▶ **Directions for this task**
If a line in the data below holds the word "screenshot", copy it.

▶ **Stored entries**

------------------------------------------------

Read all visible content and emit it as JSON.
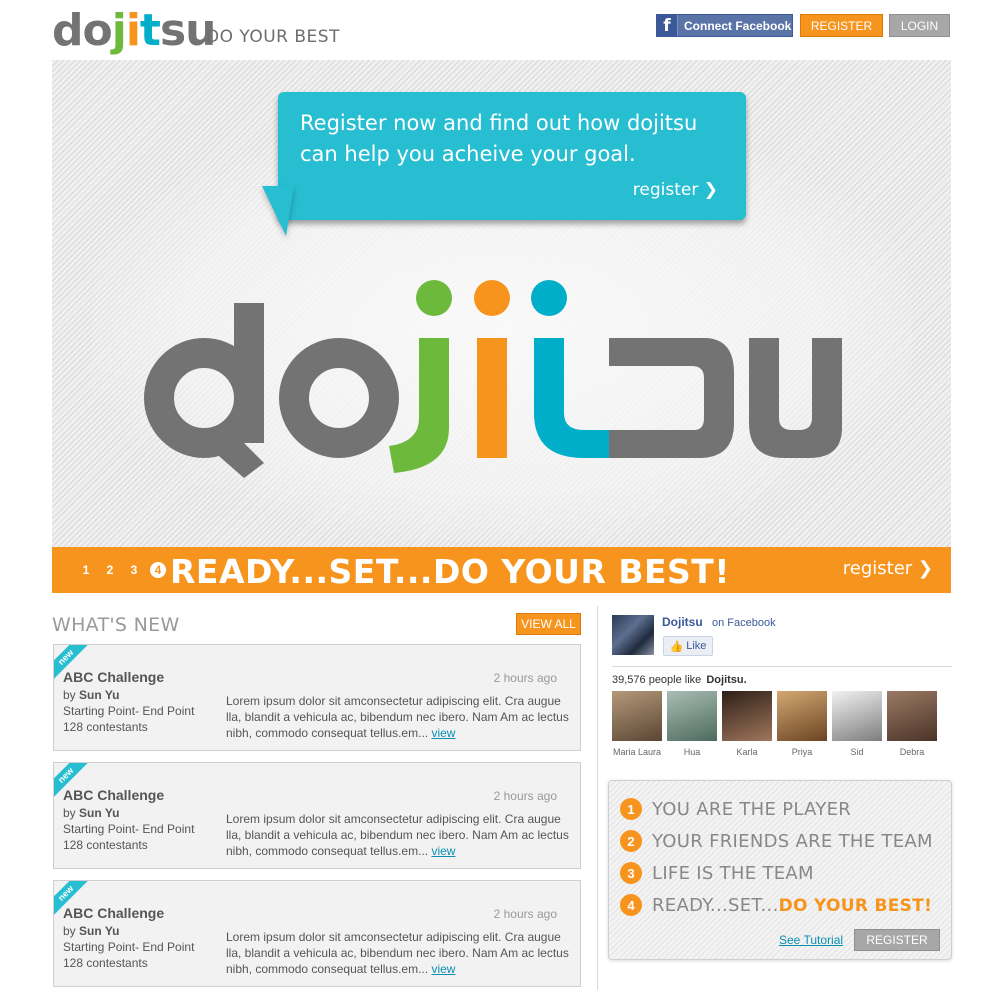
{
  "header": {
    "logo": {
      "d": "do",
      "j": "j",
      "i": "i",
      "t": "t",
      "su": "su"
    },
    "tagline": "DO YOUR BEST",
    "facebook_button": "Connect Facebook",
    "register_button": "REGISTER",
    "login_button": "LOGIN"
  },
  "hero": {
    "bubble_text": "Register now and find out how dojitsu can help you acheive your goal.",
    "bubble_link": "register ❯",
    "big_logo": {
      "do": "do",
      "j": "j",
      "i": "i",
      "t": "t",
      "su": "su"
    },
    "colors": {
      "gray": "#737373",
      "green": "#6cb93b",
      "orange": "#f7941d",
      "blue": "#00aec9"
    }
  },
  "slider": {
    "dots": [
      "1",
      "2",
      "3",
      "4"
    ],
    "active_dot": 4,
    "headline": "READY...SET...DO YOUR BEST!",
    "link": "register ❯"
  },
  "whats_new": {
    "title": "WHAT'S NEW",
    "view_all": "VIEW ALL",
    "items": [
      {
        "badge": "new",
        "title": "ABC Challenge",
        "time": "2 hours ago",
        "by_prefix": "by",
        "author": "Sun Yu",
        "route": "Starting Point- End Point",
        "contestants": "128 contestants",
        "description": "Lorem ipsum dolor sit amconsectetur adipiscing elit. Cra augue lla, blandit a vehicula ac, bibendum nec ibero. Nam Am ac lectus nibh, commodo consequat tellus.em...",
        "view": "view"
      },
      {
        "badge": "new",
        "title": "ABC Challenge",
        "time": "2 hours ago",
        "by_prefix": "by",
        "author": "Sun Yu",
        "route": "Starting Point- End Point",
        "contestants": "128 contestants",
        "description": "Lorem ipsum dolor sit amconsectetur adipiscing elit. Cra augue lla, blandit a vehicula ac, bibendum nec ibero. Nam Am ac lectus nibh, commodo consequat tellus.em...",
        "view": "view"
      },
      {
        "badge": "new",
        "title": "ABC Challenge",
        "time": "2 hours ago",
        "by_prefix": "by",
        "author": "Sun Yu",
        "route": "Starting Point- End Point",
        "contestants": "128 contestants",
        "description": "Lorem ipsum dolor sit amconsectetur adipiscing elit. Cra augue lla, blandit a vehicula ac, bibendum nec ibero. Nam Am ac lectus nibh, commodo consequat tellus.em...",
        "view": "view"
      }
    ]
  },
  "facebook": {
    "page_name": "Dojitsu",
    "on_facebook": "on Facebook",
    "like_button": "Like",
    "likes_count": "39,576 people like",
    "likes_page": "Dojitsu.",
    "friends": [
      {
        "name": "Maria Laura",
        "color": "#8a7358"
      },
      {
        "name": "Hua",
        "color": "#6f8a80"
      },
      {
        "name": "Karla",
        "color": "#4a3226"
      },
      {
        "name": "Priya",
        "color": "#9a6b3c"
      },
      {
        "name": "Sid",
        "color": "#cfcfcf"
      },
      {
        "name": "Debra",
        "color": "#7a5a4a"
      }
    ]
  },
  "steps": {
    "items": [
      {
        "num": "1",
        "text": "YOU ARE THE PLAYER",
        "highlight": ""
      },
      {
        "num": "2",
        "text": "YOUR FRIENDS ARE THE TEAM",
        "highlight": ""
      },
      {
        "num": "3",
        "text": "LIFE IS THE TEAM",
        "highlight": ""
      },
      {
        "num": "4",
        "text": "READY...SET...",
        "highlight": "DO YOUR BEST!"
      }
    ],
    "see_tutorial": "See Tutorial",
    "register_button": "REGISTER"
  }
}
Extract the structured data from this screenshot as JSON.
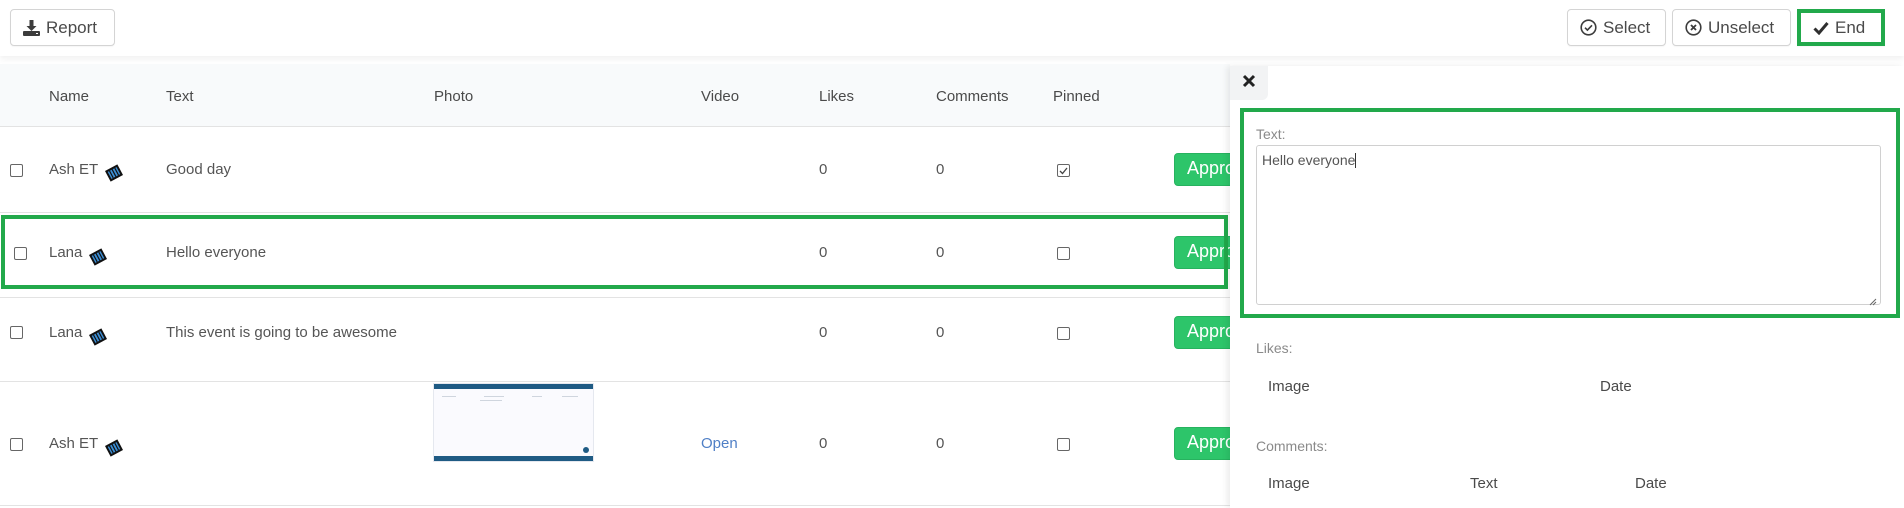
{
  "toolbar": {
    "report_label": "Report",
    "select_label": "Select",
    "unselect_label": "Unselect",
    "end_label": "End"
  },
  "table": {
    "headers": [
      "Name",
      "Text",
      "Photo",
      "Video",
      "Likes",
      "Comments",
      "Pinned"
    ],
    "rows": [
      {
        "name": "Ash ET",
        "text": "Good day",
        "photo": "",
        "video": "",
        "likes": "0",
        "comments": "0",
        "pinned": true,
        "action": "Approve"
      },
      {
        "name": "Lana",
        "text": "Hello everyone",
        "photo": "",
        "video": "",
        "likes": "0",
        "comments": "0",
        "pinned": false,
        "action": "Approve"
      },
      {
        "name": "Lana",
        "text": "This event is going to be awesome",
        "photo": "",
        "video": "",
        "likes": "0",
        "comments": "0",
        "pinned": false,
        "action": "Approve"
      },
      {
        "name": "Ash ET",
        "text": "",
        "photo": "screenshot-thumbnail",
        "video": "Open",
        "likes": "0",
        "comments": "0",
        "pinned": false,
        "action": "Approve"
      }
    ]
  },
  "panel": {
    "close_icon": "close-icon",
    "text_label": "Text:",
    "text_value": "Hello everyone",
    "likes_label": "Likes:",
    "likes_headers": [
      "Image",
      "Date"
    ],
    "comments_label": "Comments:",
    "comments_headers": [
      "Image",
      "Text",
      "Date"
    ]
  },
  "colors": {
    "highlight": "#22a94b",
    "approve": "#2dc56a",
    "link": "#4f7fc6"
  }
}
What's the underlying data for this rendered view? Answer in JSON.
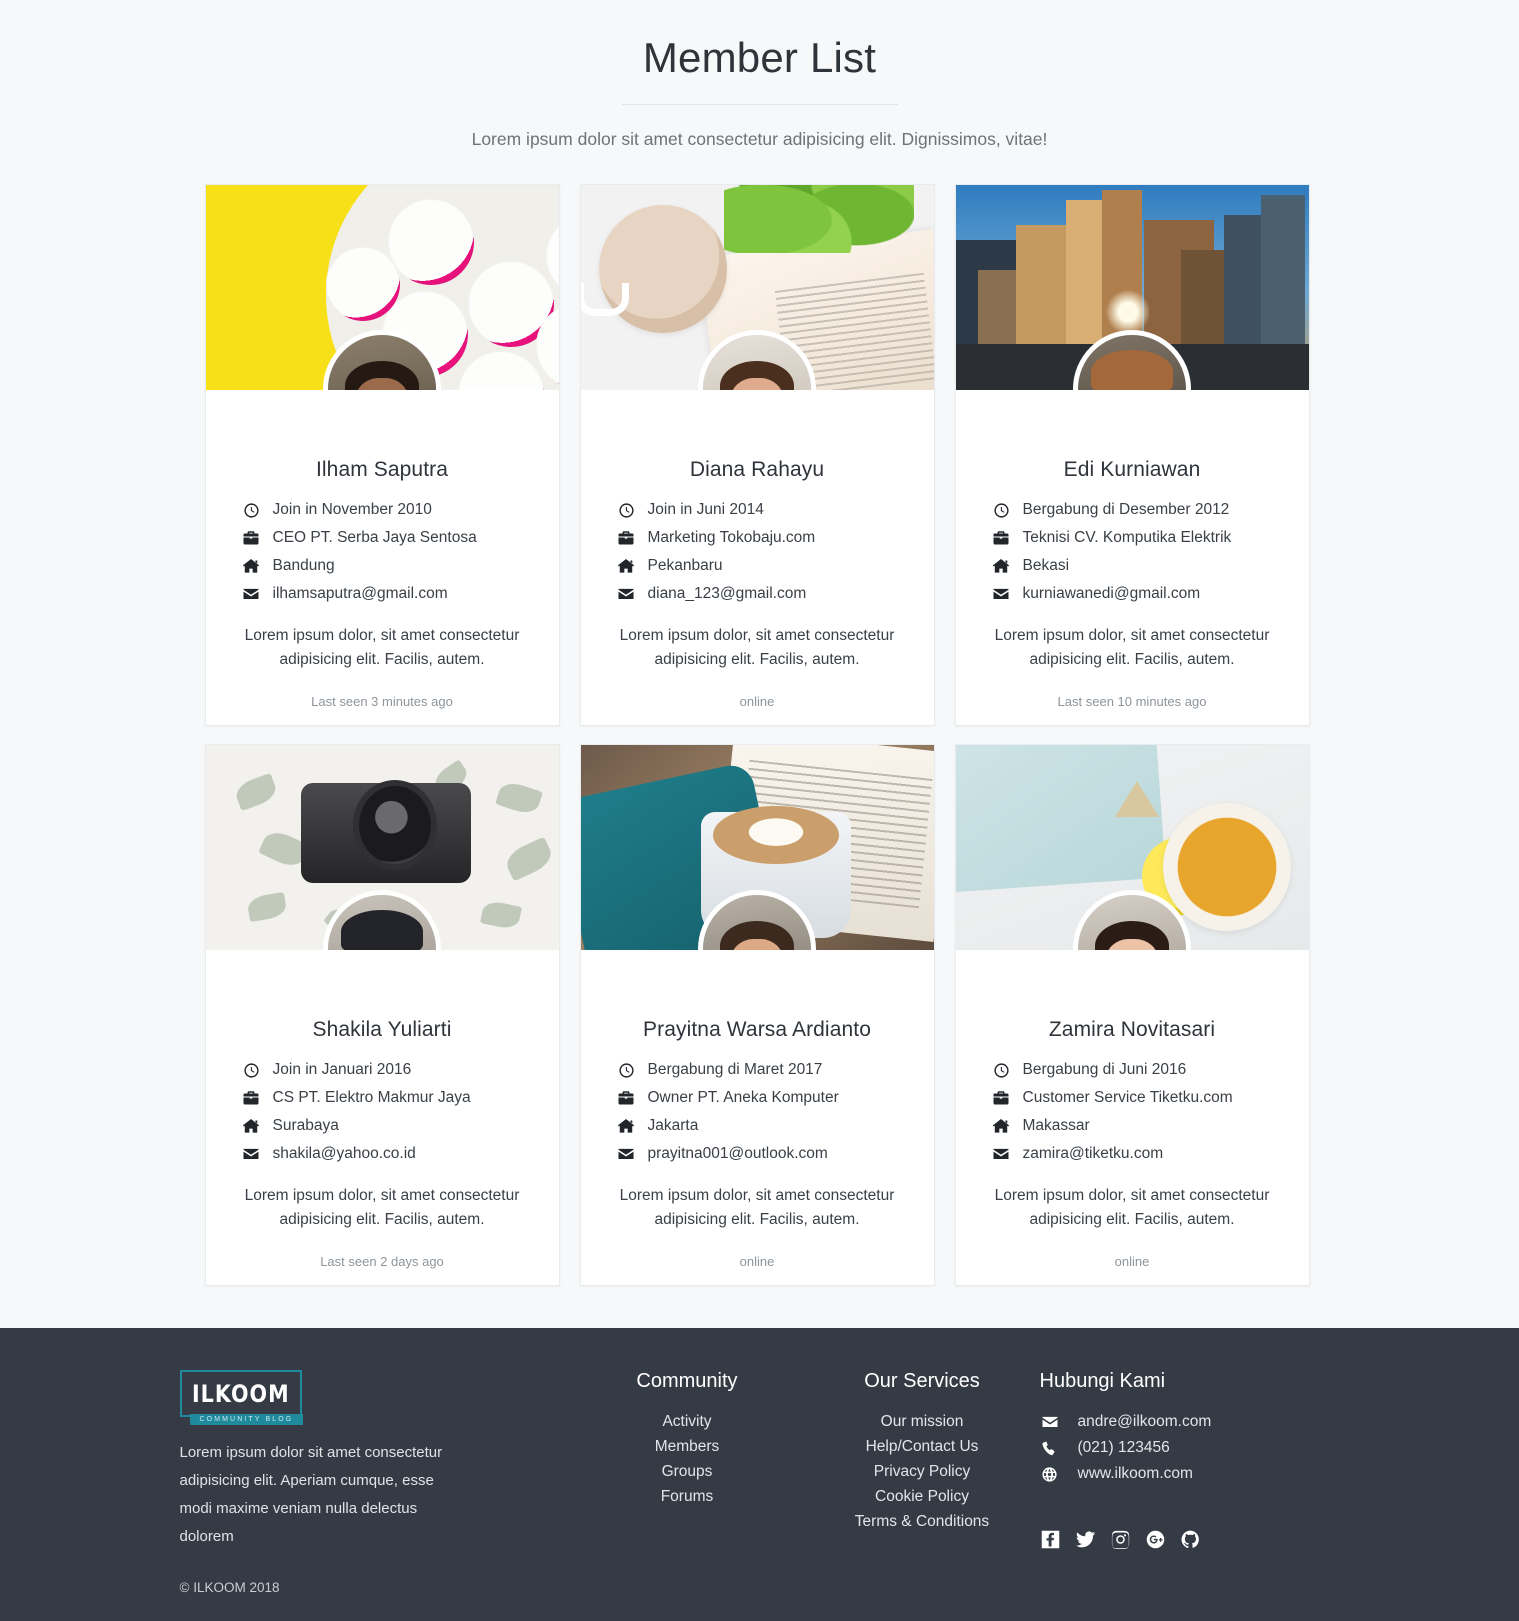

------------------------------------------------

▶ **Answer to this exercise**
Extract the structured data from this screenshot as JSON.
        "photo": "screenshot-thumbnail",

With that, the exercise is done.